Last week, American drivers confronted a stunning leap in gasoline prices. A gallon of gas spiked to near $3 a gallon in many places and, in a few places for brief periods, prices soared as high as $6 a gallon. And that is just for unleaded regular, the cheap stuff. Or what used to be the cheap stuff.

In the Washington area, regular gasoline averaged $2.89 per gallon Friday, according to AAA, up from $2.76 on Thursday, $2.34 a month ago, and $1.87 this time last year.

Energy prices have been the overwhelming driver of inflation in the Washington area in the past year, even before Hurricane Katrina. Consumer prices rose 4 percent in the Washington-Baltimore region in the 12 months ended in July, the Labor Department said. If you take out energy prices, however, prices rose 3.3 percent.

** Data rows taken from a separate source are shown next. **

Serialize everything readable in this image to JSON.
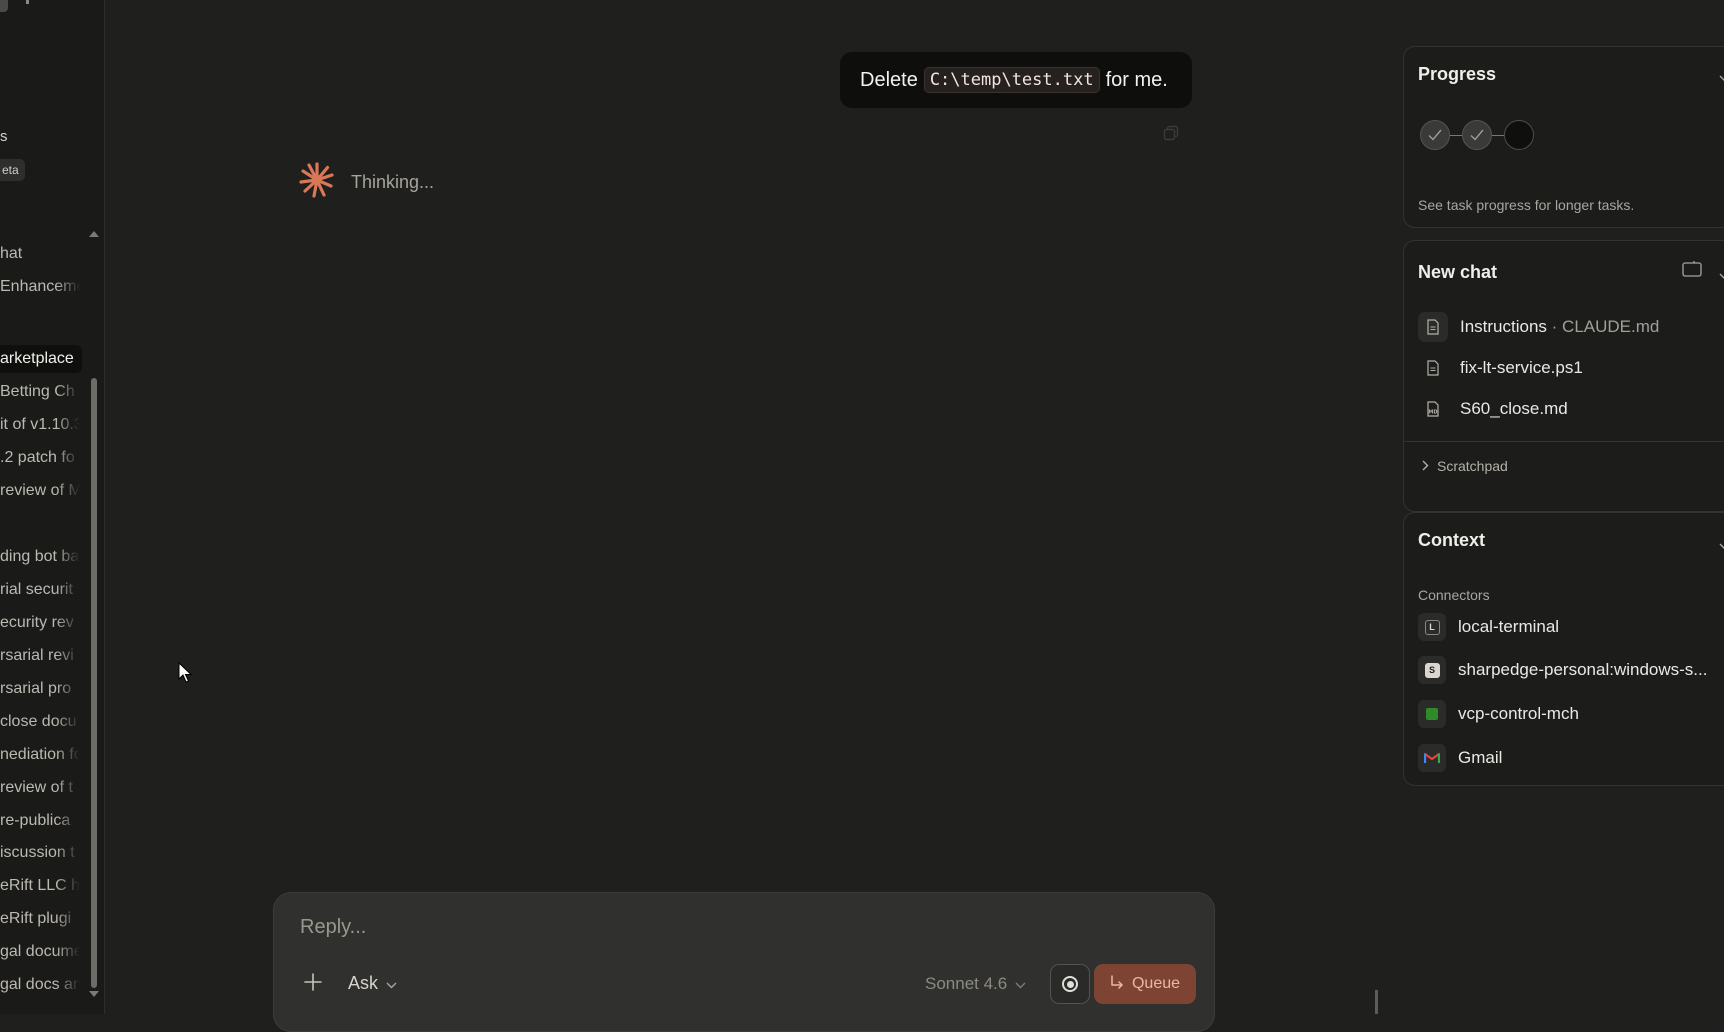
{
  "sidebar": {
    "fragments": [
      "s",
      "eta"
    ],
    "items": [
      {
        "label": "hat"
      },
      {
        "label": "Enhanceme"
      },
      {
        "label": "arketplace",
        "active": true
      },
      {
        "label": "Betting Ch"
      },
      {
        "label": "it of v1.10.3"
      },
      {
        "label": ".2 patch fo"
      },
      {
        "label": "review of M"
      },
      {
        "label": "ding bot ba"
      },
      {
        "label": "rial securit"
      },
      {
        "label": "ecurity rev"
      },
      {
        "label": "rsarial revi"
      },
      {
        "label": "rsarial pro"
      },
      {
        "label": "close docu"
      },
      {
        "label": "nediation fo"
      },
      {
        "label": "review of t"
      },
      {
        "label": "re-publica"
      },
      {
        "label": "iscussion t"
      },
      {
        "label": "eRift LLC h"
      },
      {
        "label": "eRift plugi"
      },
      {
        "label": "gal docume"
      },
      {
        "label": "gal docs an"
      }
    ]
  },
  "chat": {
    "user_message": {
      "before": "Delete",
      "code": "C:\\temp\\test.txt",
      "after": "for me."
    },
    "status": "Thinking..."
  },
  "composer": {
    "placeholder": "Reply...",
    "mode_label": "Ask",
    "model_label": "Sonnet 4.6",
    "queue_label": "Queue"
  },
  "progress_panel": {
    "title": "Progress",
    "steps": [
      "done",
      "done",
      "pending"
    ],
    "note": "See task progress for longer tasks."
  },
  "new_chat_panel": {
    "title": "New chat",
    "files": [
      {
        "name": "Instructions",
        "sub": "· CLAUDE.md",
        "icon": "document-icon"
      },
      {
        "name": "fix-lt-service.ps1",
        "sub": "",
        "icon": "document-icon"
      },
      {
        "name": "S60_close.md",
        "sub": "",
        "icon": "markdown-file-icon"
      }
    ],
    "scratchpad_label": "Scratchpad"
  },
  "context_panel": {
    "title": "Context",
    "section_label": "Connectors",
    "connectors": [
      {
        "name": "local-terminal",
        "letter": "L"
      },
      {
        "name": "sharpedge-personal:windows-s...",
        "letter": "S"
      },
      {
        "name": "vcp-control-mch",
        "letter": ""
      },
      {
        "name": "Gmail",
        "letter": "M"
      }
    ]
  },
  "colors": {
    "accent_star": "#d97757",
    "queue_button": "#7d4433",
    "connector_green": "#2f8a2a",
    "gmail_red": "#ea4335"
  }
}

The largest part of that differential is caused by gasoline, which was up 19.4 percent in the past year, according to the price index, and up 61 percent in the past three years. It's not the only fuel price that's been rising. Piped natural gas was up 5 percent in the 12 months ended in July. Natural gas prices, too, are spiking because of the hurricane, as about a quarter of the nation's natural gas is piped through the New Orleans area. That could be particularly significant if elevated prices remain in place into the winter, when people use gas to heat their houses.

-- Neil Irwin